The following Deep Sky Objects are found in constellations that peak during the month. Some can be viewed with a small telescope, but the majority will require a moderate to large telescope.
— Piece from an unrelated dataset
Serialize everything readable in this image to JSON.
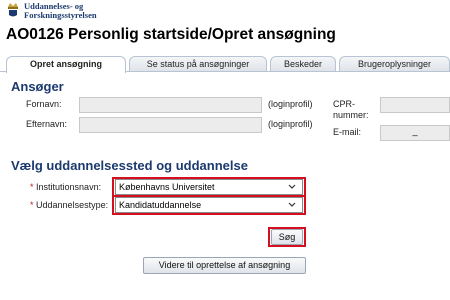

The following is adapted from my personal viewing list: "The Guy Pirro 777 Best and Brightest Deep Sky Objects."
NGC 2632 Open Cluster M44 – Beehive Cluster NGC 2682 Open Cluster M67 NGC 2775 Galaxy C48, Herschel 400 H2-1
Constellation: Canis Major
IC 468 Diffuse Nebula P132 IC 2165 Planetary Nebula P133 NGC 2204 Open Cluster Herschel 400 H13-7 NGC 2207 Galaxy P216 - IC 2163 Galaxy Interacting with P216 NGC 2217 Galaxy P72 NGC 2243 Open Cluster P134 NGC 2287 Open Cluster M41 NGC 2345 Open Cluster P73 NGC 2354 Open Cluster Herschel 400 H16-7 NGC 2359 Diffuse Nebula P20 Thor's Helmet NGC 2360 Open Cluster C58, Herschel 400 H12-7 NGC 2362 Open Cluster C64, Herschel 400 H17-7 Tau Canis Majoris Cluster NGC 2367 Open Cluster P74 NGC 2374 Open Cluster P75 NGC 2383 Open Cluster P135 NGC 2384 Open Cluster P76
NGC 2419 Globular Cluster C25, Herschel 400 H218-1 NGC 2683 Galaxy Herschel 400 H200-1 NGC 2782 Galaxy Herschel 400 H167-1
IC 434 Diffuse Nebula P92 Horsehead Nebula NGC 1662 Open Cluster P39 NGC 1788 Diffuse Nebula Herschel 400 H32-5 NGC 1976 Diffuse Nebula M42 Great Orion Nebula NGC 1977 Open Cluster P40 Running Man Nebular Cluster - NGC 1973 Diffuse Nebula Part of P40 - NGC 1975 Diffuse Nebula Part of P40 NGC 1980 Open Cluster Herschel 400 H31-5 NGC 1981 Open Cluster P41 NGC 1982 Diffuse Nebula M43 DeMairan's Nebula NGC 1999 Diffuse Nebula Herschel 400 H33-4 NGC 2022 Diffuse Nebula Herschel 400 H34-4 NGC 2023 Diffuse Nebula P93 NGC 2024 Diffuse Nebula Herschel 400 H28-5 Flame Nebula NGC 2039 Open Cluster P94 NGC 2068 Diffuse Nebula M78 NGC 2071 Diffuse Nebula P42 NGC 2112 Open Cluster P170 NGC 2141 Open Cluster P171 NGC 2143 Open Cluster P172 NGC 2169 Open Cluster Herschel 400 H24-8 NGC 2175 Open Cluster P43 - NGC 2174 Diffuse Nebula Part of P43 - IC 2159 Diffuse Nebula Part of P43 NGC 2186 Open Cluster Herschel 400 H25-7 NGC 2194 Open Cluster Herschel 400 H5-6
NGC 2298 Globular Cluster P98 NGC 2396 Open Cluster P99 NGC 2409 Open Cluster P100 NGC 2414 Open Cluster P101 NGC 2421 Open Cluster Herschel 400 H67-7 NGC 2422 Open Cluster M47, Herschel 400 H38-8 NGC 2423 Open Cluster Herschel 400 H28-7 NGC 2432 Open Cluster P241 NGC 2437 Open Cluster M46 - NGC 2438 Planetary Nebula Herschel 400 H39-4 Part of M46 NGC 2439 Open Cluster P46 NGC 2440 Planetary Nebula Herschel 400 H64-4 NGC 2447 Open Cluster M93 NGC 2451 Open Cluster P47 NGC 2453 Open Cluster P176 NGC 2455 Open Cluster P242 NGC 2467 Open Cluster P102 NGC 2477 Open Cluster C71 NGC 2479 Open Cluster Herschel 400 H58-7 NGC 2482 Open Cluster Herschel 400 H10-7 NGC 2483 Open Cluster P103 NGC 2489 Open Cluster Herschel 400 H23-7 NGC 2509 Open Cluster Herschel 400 H1-8 NGC 2527 Open Cluster Herschel 400 H30-8 NGC 2533 Open Cluster P104 NGC 2539 Open Cluster Herschel 400 H11-7 NGC 2546 Open Cluster P48 NGC 2567 Open Cluster Herschel 400 H64-7 NGC 2568 Open Cluster P177 NGC 2571 Open Cluster Herschel 400 H39-6 NGC 2579 Open Cluster P105 NGC 2580 Open Cluster P178 NGC 2587 Open Cluster P179 NGC 2588 Open Cluster P243
NGC 2613 Galaxy Herschel 400 H266-2 NGC 2627 Open Cluster Herschel 400 H63-7 NGC 2635 Open Cluster P244 NGC 2658 Open Cluster P180 NGC 2818 Planetary Nebula P245